There are people that I love - friends and family - my husband for goodness sake! - who I rarely see over the course of my busy season and that has to change. I can't lock myself up in my office and then my home for 5 months and expect to feel happy. I need to make time for and commit to reaching out to people. No more pulling inward and retreating. Dates with my husband! Game nights with friends! Girls Nights Out! Life goes on in the midst of the busy season. Well, it should go on. So, I have to make it happen.

I need to utilize my new art studio.

Being creative isn't an option for me anymore. It's a must. I feel alive when I'm making art and when I'm writing. So I need to get down there and use it.

I need to ask for help.

Not so good at this and never have been. But I know if I am going to be at all successful and not lose my sanity that I have to ask for help.

And, actually, I started yesterday.

"I need some help," I say to one of my colleagues.

(I actually say the words "I need some help"...It's a miracle.)

She shoots me an inquiring look.

"Here's the thing...I need to get energized for the busy season. I'm feeling kinda burned out and I just need something to re-energize me and re-inspire me for what's coming. So I was thinking that our team needs to do something. I don't know what - maybe a great team dinner somewhere or some kind of mini-retreat -"

I'm about to make some other suggestions when my colleague says, "Ooo! I'll plan it! I love doing this kind of thing!" just as my supervisor walks up with her own inquiring look.

So, I say, "I was just saying that I need some help," (there! I said it again!) "because I've been feeling like I need to get re-energized for the busy season."

"So we want to do some kind of retreat!" says my colleague.

My supervisor gives us the green light.

I put it out there in the Universe that I needed help and help arrived.

"How can you do your job differently?"

It took a long time to get to this place. I don't know if I'll be able to change behavior that is deeply ingrained in my being, but I know I have to try.

This is going to involve some seriously heavy lifting...

1 comment:

  1. It's like you're building a new home - one with rooms for: your art, your child, your husband, your physical health. Of course, once you build this home with these rooms, you then need to use them - not just keep the doors open to each of those rooms, but actually walk in through the door and live awhile. Personally, I find it very hard to enter my creativity room. I feel self indulgent and unproductive. And yet, aside from my wife, this is where I experience the most happiness.
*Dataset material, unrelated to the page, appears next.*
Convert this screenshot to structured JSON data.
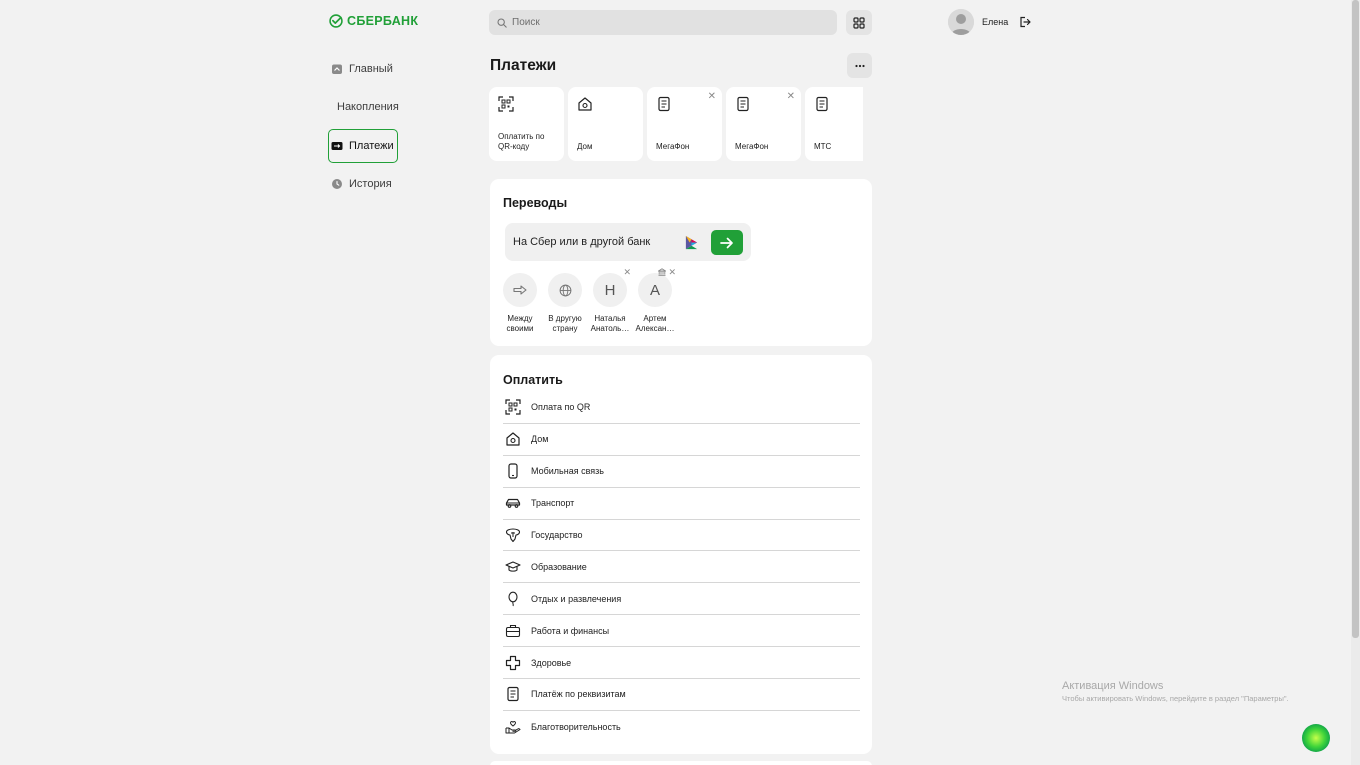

    So, good for you to realize all of this. And good luck as you: plan ahead, delegate, enjoy a life outside of work, use your studio, and ask for help.